The engineer overseeing the work noted that “considering the small number of troops available” the construction was an “arduous” undertaking. It was done quickly, competently, and with pride.1
Father Thomas Mooney, chaplain of the 69th, offers Mass on June 1, 1861, in Virginia. Mooney would soon lose his post with the 69th for “baptizing” Fort Corcoran’s cannons.
The role of the Irish in building the first of the Washington defenses was recognized when their construction was named Fort Corcoran after the commander of the 69th.
On June 16, 1861, The New York Times reported triumphantly:
Fort Corcoran is finished… Judging from appearances, one might say that the fort was intended as a permanent defense for the Federal Capital; and also as a rallying point upon which an advancing column might fall back, if met by superior forces between here and Richmond. The fort itself is large enough to contain three regiments, while behind the lines thrown out on either hand, an army of twenty thousand men could be rallied. In consideration of the labors performed by the Sixty-ninth, and for the purpose of allowing the officers to pull up the drill, neglected of necessity during the last three weeks, this regiment, they say, is to be allowed a rest of eight or ten days after the final completion of the fort.2

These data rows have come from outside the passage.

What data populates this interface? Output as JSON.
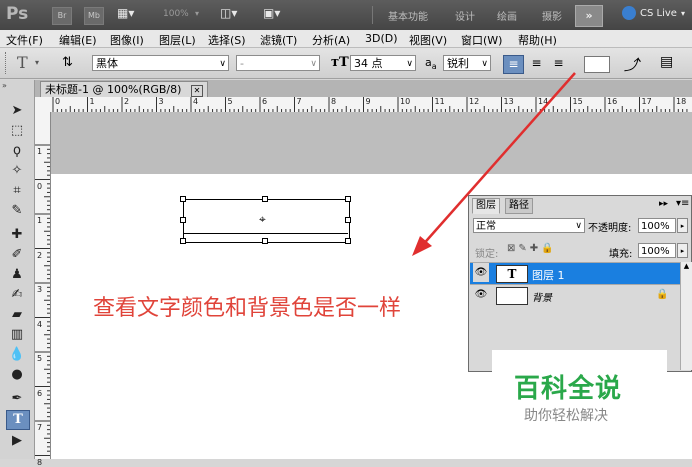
{
  "app": {
    "logo_text": "Ps",
    "btn_br": "Br",
    "btn_mb": "Mb",
    "zoom": "100%"
  },
  "workspaces": [
    "基本功能",
    "设计",
    "绘画",
    "摄影"
  ],
  "cs_live": "CS Live",
  "menu": [
    "文件(F)",
    "编辑(E)",
    "图像(I)",
    "图层(L)",
    "选择(S)",
    "滤镜(T)",
    "分析(A)",
    "3D(D)",
    "视图(V)",
    "窗口(W)",
    "帮助(H)"
  ],
  "options": {
    "tool_letter": "T",
    "font_family": "黑体",
    "font_style": "-",
    "font_size": "34 点",
    "aa_label": "a",
    "aa_sub": "a",
    "aa_value": "锐利"
  },
  "document": {
    "tab_title": "未标题-1 @ 100%(RGB/8)",
    "close_glyph": "✕",
    "ruler_h_labels": [
      "0",
      "1",
      "2",
      "3",
      "4",
      "5",
      "6",
      "7",
      "8",
      "9",
      "10",
      "11",
      "12",
      "13",
      "14",
      "15",
      "16",
      "17",
      "18"
    ],
    "ruler_v_labels": [
      "1",
      "0",
      "1",
      "2",
      "3",
      "4",
      "5",
      "6",
      "7",
      "8"
    ],
    "annotation": "查看文字颜色和背景色是否一样"
  },
  "layers_panel": {
    "tabs": [
      "图层",
      "路径"
    ],
    "blend_mode": "正常",
    "opacity_label": "不透明度:",
    "opacity_value": "100%",
    "lock_label": "锁定:",
    "fill_label": "填充:",
    "fill_value": "100%",
    "layers": [
      {
        "name": "图层 1",
        "thumb": "T",
        "selected": true
      },
      {
        "name": "背景",
        "thumb": "",
        "selected": false
      }
    ]
  },
  "watermark": {
    "title": "百科全说",
    "subtitle": "助你轻松解决"
  },
  "colors": {
    "accent_blue": "#1a7fe0",
    "annotation_red": "#e0443a",
    "arrow_red": "#e02e2e",
    "watermark_green": "#2aa84a"
  }
}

The only sour note for the men of the 69th came during a celebration of the fort’s construction. When their enthusiastic chaplain “baptized” the cannon of the fort, he was removed by the church for his sacrilege.3
This image, attributed to Matthew Brady, shows the officers of the 69th posing next to one of the “Christian” guns at Fort Corcoran. Col. Michael Corcoran is on the far left.

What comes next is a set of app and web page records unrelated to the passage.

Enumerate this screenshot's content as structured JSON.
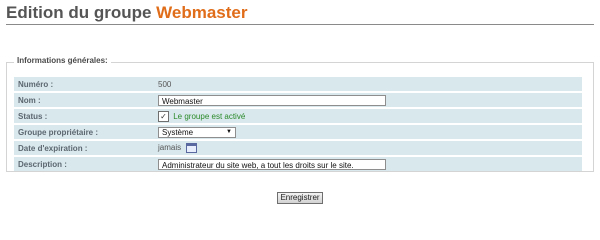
{
  "page": {
    "title_prefix": "Edition du groupe",
    "title_group": "Webmaster"
  },
  "fieldset": {
    "legend": "Informations générales:"
  },
  "fields": {
    "number": {
      "label": "Numéro :",
      "value": "500"
    },
    "name": {
      "label": "Nom :",
      "value": "Webmaster"
    },
    "status": {
      "label": "Status :",
      "checkbox_text": "Le groupe est activé",
      "checked": true,
      "check_glyph": "✓"
    },
    "owner_group": {
      "label": "Groupe propriétaire :",
      "selected": "Système",
      "arrow": "▼"
    },
    "expiration": {
      "label": "Date d'expiration :",
      "value": "jamais",
      "icon": "calendar-icon"
    },
    "description": {
      "label": "Description :",
      "value": "Administrateur du site web, a tout les droits sur le site."
    }
  },
  "actions": {
    "save_label": "Enregistrer"
  },
  "colors": {
    "accent": "#e06d1a",
    "row_background": "#d9e8ed",
    "status_text": "#2a8a2a"
  }
}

1. U.S. War Department, The War of the Rebellion: A Compilation of the Official Records of the Union and Confederate Armies, (Washington, DC: The Government Printing Office, 1880-1901), Series I, Volume 5, p. 678-679
2. The New York Times, June 16, 1861 (datelined June 12) FROM THE VIRGINIA SIDE OF THE POTOMAC; STATE OF THE FORTIFICATIONS

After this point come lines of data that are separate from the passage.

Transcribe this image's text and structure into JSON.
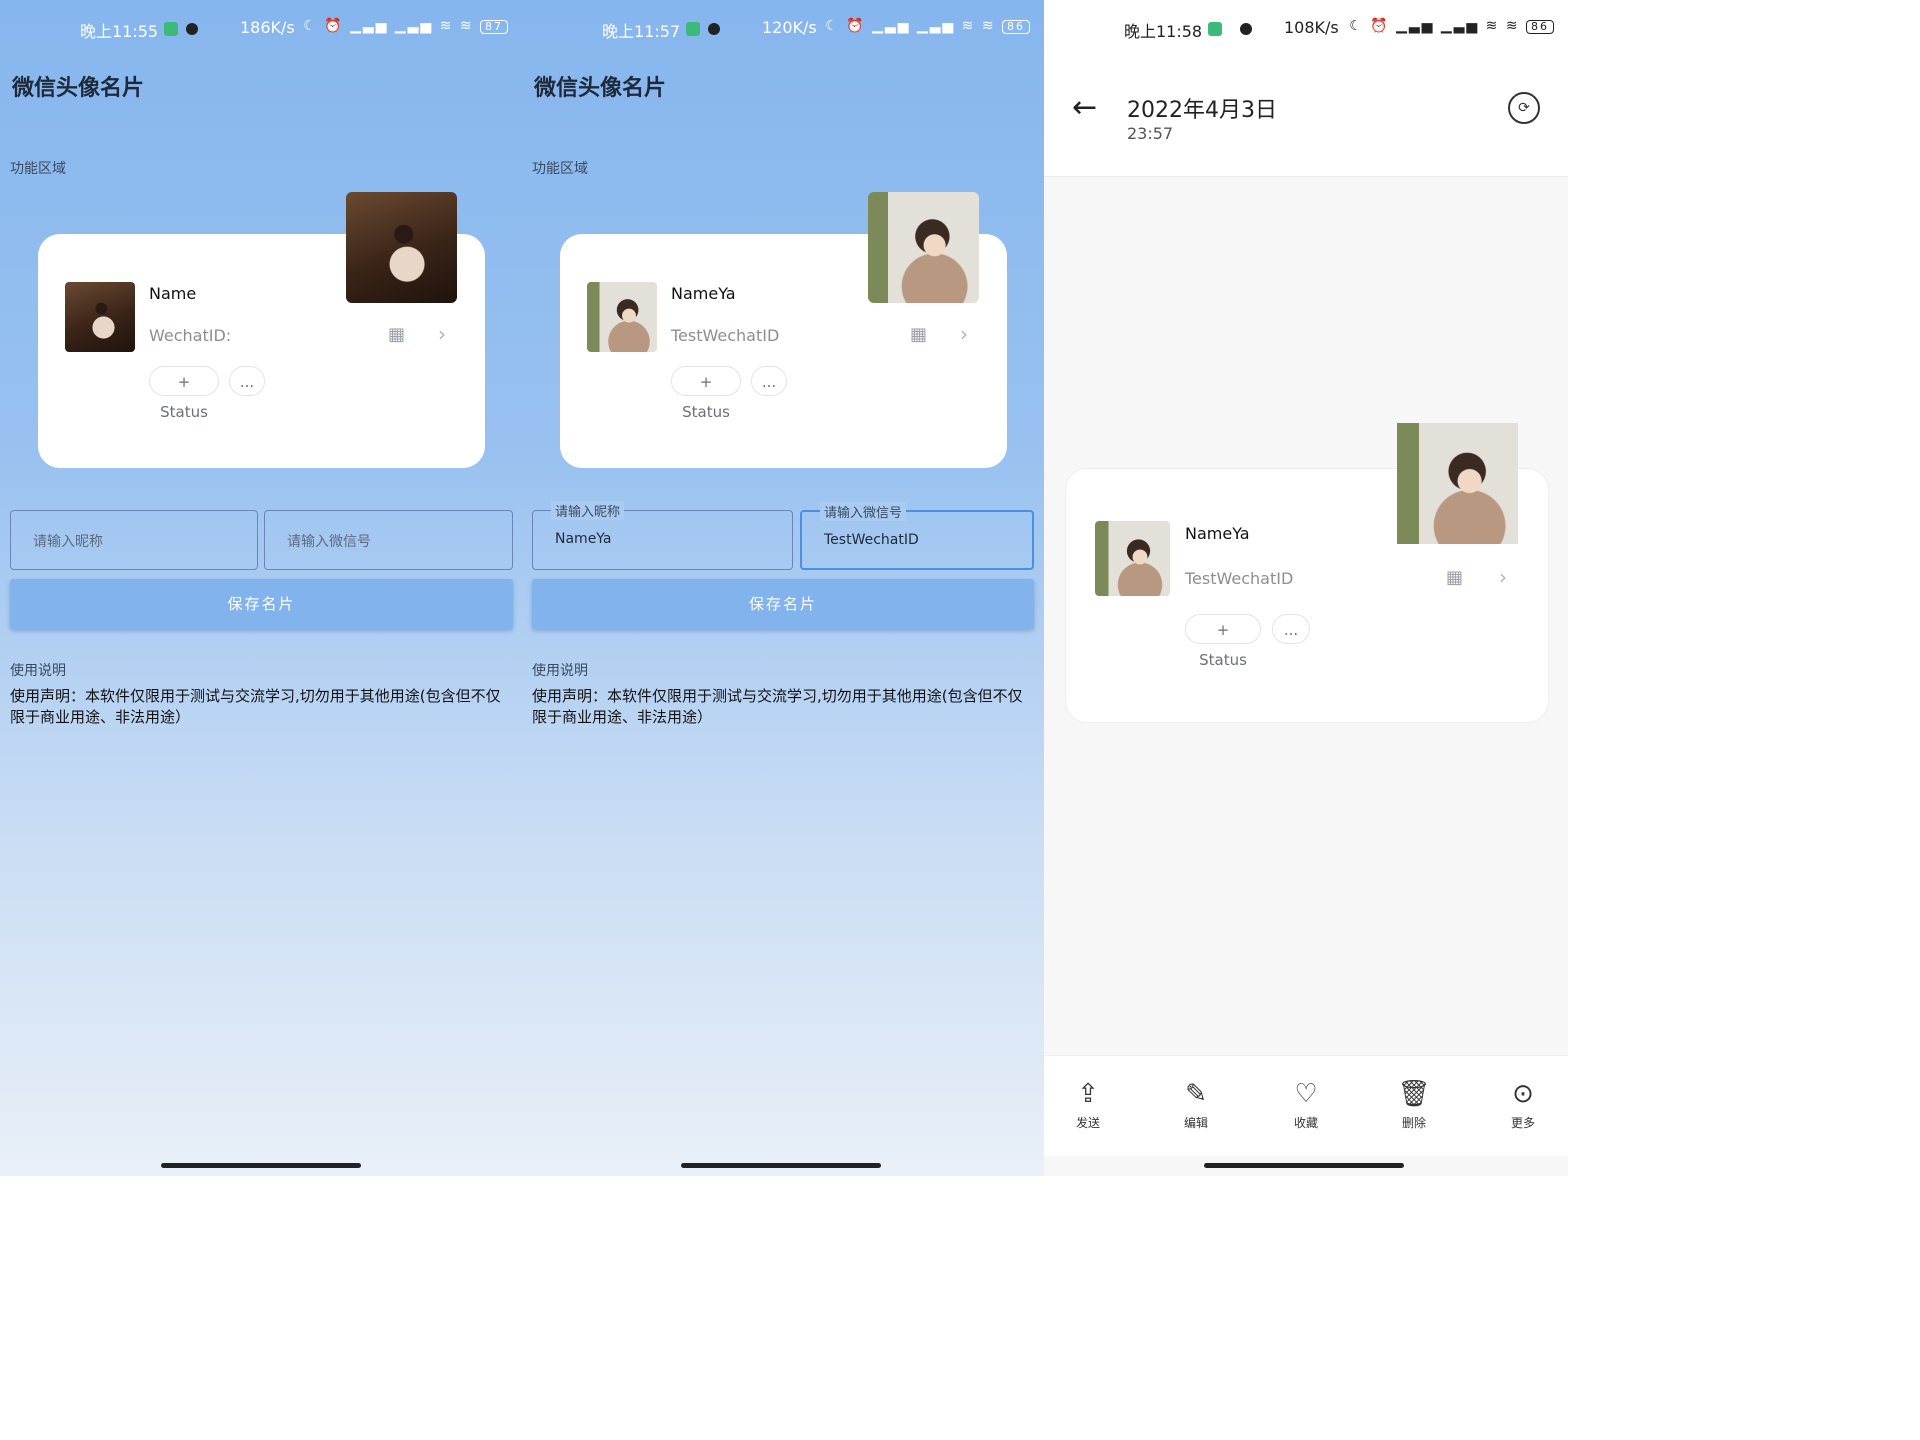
{
  "panel1": {
    "status": {
      "time": "晚上11:55",
      "speed": "186K/s",
      "icons": "☾ ⏰ ▁▃▅ ▁▃▅ ≋ ≋",
      "battery": "87"
    },
    "title": "微信头像名片",
    "section": "功能区域",
    "card": {
      "name": "Name",
      "wechat_id": "WechatID:",
      "status_chip": "+ Status",
      "more_chip": "..."
    },
    "inputs": {
      "nickname_placeholder": "请输入昵称",
      "wechat_placeholder": "请输入微信号"
    },
    "save_label": "保存名片",
    "usage_title": "使用说明",
    "usage_text": "使用声明：本软件仅限用于测试与交流学习,切勿用于其他用途(包含但不仅限于商业用途、非法用途）"
  },
  "panel2": {
    "status": {
      "time": "晚上11:57",
      "speed": "120K/s",
      "icons": "☾ ⏰ ▁▃▅ ▁▃▅ ≋ ≋",
      "battery": "86"
    },
    "title": "微信头像名片",
    "section": "功能区域",
    "card": {
      "name": "NameYa",
      "wechat_id": "TestWechatID",
      "status_chip": "+ Status",
      "more_chip": "..."
    },
    "inputs": {
      "nickname_label": "请输入昵称",
      "nickname_value": "NameYa",
      "wechat_label": "请输入微信号",
      "wechat_value": "TestWechatID"
    },
    "save_label": "保存名片",
    "usage_title": "使用说明",
    "usage_text": "使用声明：本软件仅限用于测试与交流学习,切勿用于其他用途(包含但不仅限于商业用途、非法用途）"
  },
  "panel3": {
    "status": {
      "time": "晚上11:58",
      "speed": "108K/s",
      "icons": "☾ ⏰ ▁▃▅ ▁▃▅ ≋ ≋",
      "battery": "86"
    },
    "date": "2022年4月3日",
    "clock": "23:57",
    "card": {
      "name": "NameYa",
      "wechat_id": "TestWechatID",
      "status_chip": "+ Status",
      "more_chip": "..."
    },
    "actions": [
      {
        "icon": "share-icon",
        "label": "发送"
      },
      {
        "icon": "edit-icon",
        "label": "编辑"
      },
      {
        "icon": "heart-icon",
        "label": "收藏"
      },
      {
        "icon": "trash-icon",
        "label": "删除"
      },
      {
        "icon": "more-icon",
        "label": "更多"
      }
    ]
  }
}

3. The Irish Brigade in the Civil War by Joseph Bilby, Combined Publishing, 1995. Chapter 1
An 1865 map showing Fort Corcoran and, to its right, Fort Haggerty. Both were built by the 69th and both were named for officers in the regiment. The bridge above the forts is the Aqueduct Bridge.
The Immigrants’ Civil War is a series that examines the role of immigrants in our bloodiest war. Articles will appear twice monthly between 2011 and 2017. Here are the articles we have published so far:
1. Immigrant America on the Eve of the Civil War – Take a swing around the United States and see where immigrants were coming from and where they were living in 1861.
2. 1848: The Year that Created Immigrant America – Revolutions in Europe, famine and oppression in Ireland, and the end of the Mexican War made 1848 a key year in American immigration history.
3. Carl Schurz: From German Radical to American Abolitionist– A teenaged revolutionary of 1848, Carl Schurz brought his passion for equality with him to America.
5. …And the War Came to Immigrant America -The impact of the firing on Fort Sumter on America’s immigrants
10. Immigrant Day Laborers Help Build the First Fort to Protect Washington-The Fighting 69th use their construction skills.
12. Immigrants Rush to Join the Union Army-Why?– The reasons immigrants gave for enlisting early in the war.
17. Immigrant Regiments on Opposite Banks of Bull Run -The Fighting 69th and the Louisiana Tigers
Immigration Vacation -Civil War Sites